Brief
Search the data for the string "happy" and copy each line where it turns up.

┄┄┄┄┄┄┄┄┄┄┄┄┄┄┄┄┄┄┄┄

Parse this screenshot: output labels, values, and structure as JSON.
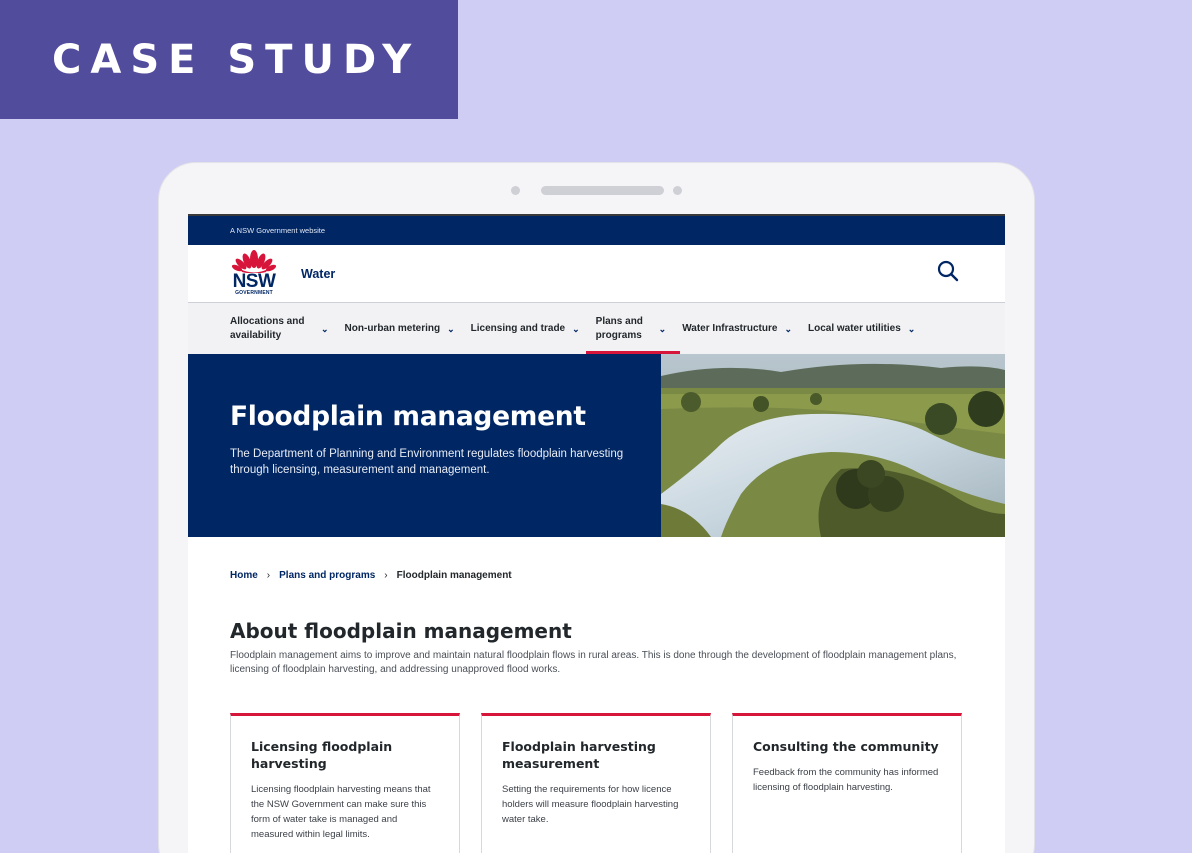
{
  "banner": {
    "label": "CASE STUDY"
  },
  "site": {
    "gov_bar_text": "A NSW Government website",
    "logo_text": "NSW",
    "logo_subtext": "GOVERNMENT",
    "name": "Water"
  },
  "nav": {
    "items": [
      {
        "label": "Allocations and availability"
      },
      {
        "label": "Non-urban metering"
      },
      {
        "label": "Licensing and trade"
      },
      {
        "label": "Plans and programs"
      },
      {
        "label": "Water Infrastructure"
      },
      {
        "label": "Local water utilities"
      }
    ]
  },
  "hero": {
    "title": "Floodplain management",
    "description": "The Department of Planning and Environment regulates floodplain harvesting through licensing, measurement and management."
  },
  "breadcrumb": {
    "home": "Home",
    "parent": "Plans and programs",
    "current": "Floodplain management"
  },
  "about": {
    "title": "About floodplain management",
    "description": "Floodplain management aims to improve and maintain natural floodplain flows in rural areas. This is done through the development of floodplain management plans, licensing of floodplain harvesting, and addressing unapproved flood works."
  },
  "cards": [
    {
      "title": "Licensing floodplain harvesting",
      "description": "Licensing floodplain harvesting means that the NSW Government can make sure this form of water take is managed and measured within legal limits."
    },
    {
      "title": "Floodplain harvesting measurement",
      "description": "Setting the requirements for how licence holders will measure floodplain harvesting water take."
    },
    {
      "title": "Consulting the community",
      "description": "Feedback from the community has informed licensing of floodplain harvesting."
    }
  ],
  "colors": {
    "background": "#cfcdf4",
    "banner": "#524c9d",
    "navy": "#002664",
    "accent_red": "#d7153a"
  },
  "icons": [
    "waratah-logo-icon",
    "search-icon",
    "chevron-down-icon",
    "chevron-right-icon"
  ]
}
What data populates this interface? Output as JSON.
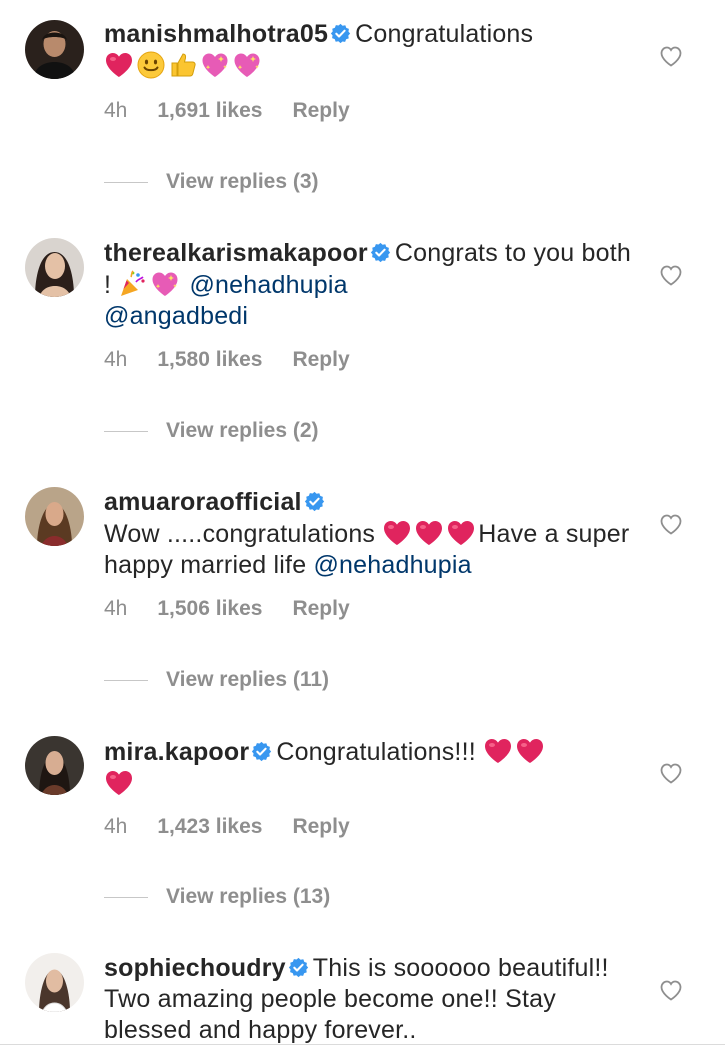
{
  "comments": [
    {
      "username": "manishmalhotra05",
      "text": "Congratulations",
      "time": "4h",
      "likes": "1,691 likes",
      "reply": "Reply",
      "view_replies": "View replies (3)"
    },
    {
      "username": "therealkarismakapoor",
      "text_1": "Congrats to you both !",
      "mention_1": "@nehadhupia",
      "mention_2": "@angadbedi",
      "time": "4h",
      "likes": "1,580 likes",
      "reply": "Reply",
      "view_replies": "View replies (2)"
    },
    {
      "username": "amuaroraofficial",
      "text_1": "Wow .....congratulations",
      "text_2": "Have a super happy married life",
      "mention_1": "@nehadhupia",
      "time": "4h",
      "likes": "1,506 likes",
      "reply": "Reply",
      "view_replies": "View replies (11)"
    },
    {
      "username": "mira.kapoor",
      "text": "Congratulations!!!",
      "time": "4h",
      "likes": "1,423 likes",
      "reply": "Reply",
      "view_replies": "View replies (13)"
    },
    {
      "username": "sophiechoudry",
      "text": "This is soooooo beautiful!! Two amazing people become one!! Stay blessed and happy forever.."
    }
  ],
  "colors": {
    "verified": "#3897f0",
    "mention": "#00376b",
    "secondary_text": "#8e8e8e",
    "heart_emoji": "#e0245e"
  },
  "icons": {
    "verified": "verified-badge-icon",
    "like": "heart-outline-icon"
  }
}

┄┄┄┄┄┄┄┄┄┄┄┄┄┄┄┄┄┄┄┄

Your solution
      "text_2": "Have a super happy married life",
      "text": "This is soooooo beautiful!! Two amazing people become one!! Stay blessed and happy forever.."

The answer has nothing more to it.